Another interesting site is this one that claims to have found human bones that are made from Malachite. It is generally considered a hoax though as photos are all the evidence that has so far came to light.
You can read more at : Wikipedia, Mineral Galleries and Mindat

Iron Pyrite

Pyrite

This is the first crystal that has fascinated me. It is also known as Fool’s Gold due to many miners thinking it is the real thing. What makes is even more interesting is that this crystal is very common. When I first saw it I thought it was manufactured like that, but apparently it is not. It comes in raw form like that. We are used to people manufacturing perfect angles so to see mother nature manufacture something like this is nothing short of amazing. The crystal I bought is very much like the one above and it comes from Spain. My son (8 years old) also liked Pyrite although he didn’t know it – his was sculpted and looked more like the picture below (from Peru).

Pyrite

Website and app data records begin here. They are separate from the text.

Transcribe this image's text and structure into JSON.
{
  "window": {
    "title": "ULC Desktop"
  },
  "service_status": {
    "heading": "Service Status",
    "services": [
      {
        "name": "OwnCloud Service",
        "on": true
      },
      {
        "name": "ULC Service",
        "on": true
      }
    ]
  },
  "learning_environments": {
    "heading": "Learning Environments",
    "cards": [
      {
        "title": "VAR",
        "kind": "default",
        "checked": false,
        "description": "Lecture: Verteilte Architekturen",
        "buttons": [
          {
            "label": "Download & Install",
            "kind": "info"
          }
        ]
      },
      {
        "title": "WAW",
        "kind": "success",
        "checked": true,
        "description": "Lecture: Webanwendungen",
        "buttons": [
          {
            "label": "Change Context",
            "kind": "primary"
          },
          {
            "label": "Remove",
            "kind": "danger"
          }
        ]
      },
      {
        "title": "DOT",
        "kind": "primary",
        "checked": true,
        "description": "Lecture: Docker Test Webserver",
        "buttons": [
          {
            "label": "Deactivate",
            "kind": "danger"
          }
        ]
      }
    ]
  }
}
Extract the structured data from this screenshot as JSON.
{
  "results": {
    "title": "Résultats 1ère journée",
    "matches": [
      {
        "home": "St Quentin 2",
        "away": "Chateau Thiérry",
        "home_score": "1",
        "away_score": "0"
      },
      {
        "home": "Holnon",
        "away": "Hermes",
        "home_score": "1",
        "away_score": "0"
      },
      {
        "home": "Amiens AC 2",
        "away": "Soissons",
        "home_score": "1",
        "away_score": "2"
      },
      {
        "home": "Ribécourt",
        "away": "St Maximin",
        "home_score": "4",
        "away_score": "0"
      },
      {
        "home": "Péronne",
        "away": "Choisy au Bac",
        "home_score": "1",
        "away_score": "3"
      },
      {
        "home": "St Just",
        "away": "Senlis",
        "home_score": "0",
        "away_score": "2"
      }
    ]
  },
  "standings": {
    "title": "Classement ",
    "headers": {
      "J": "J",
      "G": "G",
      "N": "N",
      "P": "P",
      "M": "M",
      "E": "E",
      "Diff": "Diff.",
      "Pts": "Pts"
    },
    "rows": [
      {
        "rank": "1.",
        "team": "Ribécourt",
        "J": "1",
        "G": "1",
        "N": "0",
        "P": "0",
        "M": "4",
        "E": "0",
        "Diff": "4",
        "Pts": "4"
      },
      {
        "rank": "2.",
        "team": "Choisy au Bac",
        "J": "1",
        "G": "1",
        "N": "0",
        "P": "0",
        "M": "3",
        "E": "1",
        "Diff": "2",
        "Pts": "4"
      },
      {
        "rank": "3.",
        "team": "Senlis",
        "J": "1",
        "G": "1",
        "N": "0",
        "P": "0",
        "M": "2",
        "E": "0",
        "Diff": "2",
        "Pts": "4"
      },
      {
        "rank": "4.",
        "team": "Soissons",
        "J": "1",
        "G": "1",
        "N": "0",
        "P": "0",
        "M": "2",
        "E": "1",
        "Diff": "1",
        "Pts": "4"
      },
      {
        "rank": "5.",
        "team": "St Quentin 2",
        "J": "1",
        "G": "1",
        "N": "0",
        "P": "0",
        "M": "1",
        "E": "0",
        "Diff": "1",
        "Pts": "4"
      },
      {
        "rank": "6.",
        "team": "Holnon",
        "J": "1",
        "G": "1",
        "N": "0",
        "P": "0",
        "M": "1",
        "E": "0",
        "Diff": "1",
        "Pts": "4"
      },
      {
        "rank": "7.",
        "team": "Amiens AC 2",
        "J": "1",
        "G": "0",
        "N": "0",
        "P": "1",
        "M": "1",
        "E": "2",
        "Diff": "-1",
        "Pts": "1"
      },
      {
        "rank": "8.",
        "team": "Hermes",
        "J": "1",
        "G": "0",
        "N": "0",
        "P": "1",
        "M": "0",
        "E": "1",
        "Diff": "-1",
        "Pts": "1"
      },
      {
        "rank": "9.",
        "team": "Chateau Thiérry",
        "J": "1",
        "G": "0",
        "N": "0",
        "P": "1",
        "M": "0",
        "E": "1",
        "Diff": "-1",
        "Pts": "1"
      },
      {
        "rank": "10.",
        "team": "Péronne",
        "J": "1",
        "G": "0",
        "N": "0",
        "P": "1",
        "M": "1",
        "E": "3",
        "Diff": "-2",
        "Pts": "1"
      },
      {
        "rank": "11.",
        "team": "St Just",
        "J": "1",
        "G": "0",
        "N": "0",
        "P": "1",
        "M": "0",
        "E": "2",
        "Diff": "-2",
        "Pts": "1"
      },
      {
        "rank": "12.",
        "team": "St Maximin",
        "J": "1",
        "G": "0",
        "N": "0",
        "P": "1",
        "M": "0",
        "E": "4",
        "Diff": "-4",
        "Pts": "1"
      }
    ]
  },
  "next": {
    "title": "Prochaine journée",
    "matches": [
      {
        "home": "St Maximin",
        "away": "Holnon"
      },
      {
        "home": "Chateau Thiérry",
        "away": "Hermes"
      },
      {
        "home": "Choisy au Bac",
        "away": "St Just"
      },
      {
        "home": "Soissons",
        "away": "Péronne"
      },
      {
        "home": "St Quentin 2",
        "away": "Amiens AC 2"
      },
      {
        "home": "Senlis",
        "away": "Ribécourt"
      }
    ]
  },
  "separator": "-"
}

Pyrite consists of FeS2, one iron element and 2 sulfur. The name Pyrite is from the Greek word πυρά (pura) meaning “fire”. Pyrite is used commercially for the production of sulfur dioxide, for use in such applications as the paper industry, and in the manufacture of sulfuric acid, though such applications are declining in importance. It is also used for costume jewelry. Pyrite is often confused with the mineral Marcasite, a name derived from the Arabic word for Pyrite, due to their similar characteristics. Marcasite is a polymorph of Pyrite, which means it has the same formula as pyrite but a different structure and, therefore, different symmetry and crystal shapes.

 

Bravoite is a nickel variety of Pyrite but is not a formally recognised mineral, and is named after Peruvian scientist Jose J. Bravo (1874-1928)

 

Although pyrite is common and contains a high percentage of iron, it has never been used as a significant source of iron. Iron oxides such as hematite and magnetite, are the primary iron ores. Pyrite is not as economical as these ores possibly due to their tendency to form larger concentrations of more easily mined material. Pyrite would be a potential source of iron if these ores should become scarce.

 

Pyrite

 

According to Judy Hall’s The Crystal Bible Iron Pyrite is :

  • An excellent energy shield – against negative energy and pollutants
  • Helps in business planning and diplomacy
  • Helps men and women who feel inferior (hope it doesn’t reflect on me !)
  • Accelerate mental activity
  • Relieves melancholy
  • etc.

You can read more at : Wikipedia or Web Mineral or Mindat

The Crystal Bible

Well, it looks like I have found a new hobby (as if I don’t have enough things to keep me busy already). Hannelie has been at it a while, but I haven’t really taken a interest in it until this weekend. They say one should get crystals that attract you. Well I don’t know about attraction, but they certainly fascinate me the more I learn about them. Not only do they have different kind of scientific properties but a lot of people believe they have physical and spiritual effects as well. A book I will also be using frequently is : Judy Hall’s The Crystal Bible as pictured above.